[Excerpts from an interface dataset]
Start of Block

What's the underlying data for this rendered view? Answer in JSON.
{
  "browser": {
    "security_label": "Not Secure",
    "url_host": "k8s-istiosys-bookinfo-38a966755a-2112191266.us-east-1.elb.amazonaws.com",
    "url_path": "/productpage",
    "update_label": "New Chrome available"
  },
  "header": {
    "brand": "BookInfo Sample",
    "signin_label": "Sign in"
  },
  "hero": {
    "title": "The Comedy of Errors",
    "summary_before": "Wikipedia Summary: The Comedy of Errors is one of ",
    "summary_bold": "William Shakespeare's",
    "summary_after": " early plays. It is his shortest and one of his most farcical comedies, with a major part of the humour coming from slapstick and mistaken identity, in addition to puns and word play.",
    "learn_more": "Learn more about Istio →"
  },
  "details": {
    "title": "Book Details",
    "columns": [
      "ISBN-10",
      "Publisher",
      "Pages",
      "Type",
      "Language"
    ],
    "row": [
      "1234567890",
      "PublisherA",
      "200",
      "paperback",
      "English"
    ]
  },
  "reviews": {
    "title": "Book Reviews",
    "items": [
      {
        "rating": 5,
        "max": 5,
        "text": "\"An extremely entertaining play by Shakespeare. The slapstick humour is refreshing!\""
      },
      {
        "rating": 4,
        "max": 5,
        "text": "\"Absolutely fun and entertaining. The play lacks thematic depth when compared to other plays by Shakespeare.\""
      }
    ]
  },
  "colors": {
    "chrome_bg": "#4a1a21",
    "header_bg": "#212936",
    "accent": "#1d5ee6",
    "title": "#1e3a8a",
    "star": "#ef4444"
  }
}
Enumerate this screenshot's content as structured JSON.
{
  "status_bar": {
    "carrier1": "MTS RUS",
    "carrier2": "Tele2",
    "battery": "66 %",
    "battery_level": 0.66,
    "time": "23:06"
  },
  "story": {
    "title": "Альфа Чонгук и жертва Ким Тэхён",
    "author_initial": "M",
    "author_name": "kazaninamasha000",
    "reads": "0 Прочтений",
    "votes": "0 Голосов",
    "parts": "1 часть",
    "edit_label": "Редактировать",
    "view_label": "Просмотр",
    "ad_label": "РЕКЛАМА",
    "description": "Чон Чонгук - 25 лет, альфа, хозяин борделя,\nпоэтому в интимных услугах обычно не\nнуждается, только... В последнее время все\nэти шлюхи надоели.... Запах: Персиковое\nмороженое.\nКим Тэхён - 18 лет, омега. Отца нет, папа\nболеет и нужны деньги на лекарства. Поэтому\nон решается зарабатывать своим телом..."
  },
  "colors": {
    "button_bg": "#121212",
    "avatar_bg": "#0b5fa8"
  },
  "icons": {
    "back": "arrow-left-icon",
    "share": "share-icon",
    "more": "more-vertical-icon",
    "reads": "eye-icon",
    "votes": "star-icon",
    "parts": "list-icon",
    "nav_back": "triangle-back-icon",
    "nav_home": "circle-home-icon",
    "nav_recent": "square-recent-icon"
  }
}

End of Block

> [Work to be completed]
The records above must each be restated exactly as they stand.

> [Response area]
What's the underlying data for this rendered view? Answer in JSON.
{
  "browser": {
    "security_label": "Not Secure",
    "url_host": "k8s-istiosys-bookinfo-38a966755a-2112191266.us-east-1.elb.amazonaws.com",
    "url_path": "/productpage",
    "update_label": "New Chrome available"
  },
  "header": {
    "brand": "BookInfo Sample",
    "signin_label": "Sign in"
  },
  "hero": {
    "title": "The Comedy of Errors",
    "summary_before": "Wikipedia Summary: The Comedy of Errors is one of ",
    "summary_bold": "William Shakespeare's",
    "summary_after": " early plays. It is his shortest and one of his most farcical comedies, with a major part of the humour coming from slapstick and mistaken identity, in addition to puns and word play.",
    "learn_more": "Learn more about Istio →"
  },
  "details": {
    "title": "Book Details",
    "columns": [
      "ISBN-10",
      "Publisher",
      "Pages",
      "Type",
      "Language"
    ],
    "row": [
      "1234567890",
      "PublisherA",
      "200",
      "paperback",
      "English"
    ]
  },
  "reviews": {
    "title": "Book Reviews",
    "items": [
      {
        "rating": 5,
        "max": 5,
        "text": "\"An extremely entertaining play by Shakespeare. The slapstick humour is refreshing!\""
      },
      {
        "rating": 4,
        "max": 5,
        "text": "\"Absolutely fun and entertaining. The play lacks thematic depth when compared to other plays by Shakespeare.\""
      }
    ]
  },
  "colors": {
    "chrome_bg": "#4a1a21",
    "header_bg": "#212936",
    "accent": "#1d5ee6",
    "title": "#1e3a8a",
    "star": "#ef4444"
  }
}
Enumerate this screenshot's content as structured JSON.
{
  "status_bar": {
    "carrier1": "MTS RUS",
    "carrier2": "Tele2",
    "battery": "66 %",
    "battery_level": 0.66,
    "time": "23:06"
  },
  "story": {
    "title": "Альфа Чонгук и жертва Ким Тэхён",
    "author_initial": "M",
    "author_name": "kazaninamasha000",
    "reads": "0 Прочтений",
    "votes": "0 Голосов",
    "parts": "1 часть",
    "edit_label": "Редактировать",
    "view_label": "Просмотр",
    "ad_label": "РЕКЛАМА",
    "description": "Чон Чонгук - 25 лет, альфа, хозяин борделя,\nпоэтому в интимных услугах обычно не\nнуждается, только... В последнее время все\nэти шлюхи надоели.... Запах: Персиковое\nмороженое.\nКим Тэхён - 18 лет, омега. Отца нет, папа\nболеет и нужны деньги на лекарства. Поэтому\nон решается зарабатывать своим телом..."
  },
  "colors": {
    "button_bg": "#121212",
    "avatar_bg": "#0b5fa8"
  },
  "icons": {
    "back": "arrow-left-icon",
    "share": "share-icon",
    "more": "more-vertical-icon",
    "reads": "eye-icon",
    "votes": "star-icon",
    "parts": "list-icon",
    "nav_back": "triangle-back-icon",
    "nav_home": "circle-home-icon",
    "nav_recent": "square-recent-icon"
  }
}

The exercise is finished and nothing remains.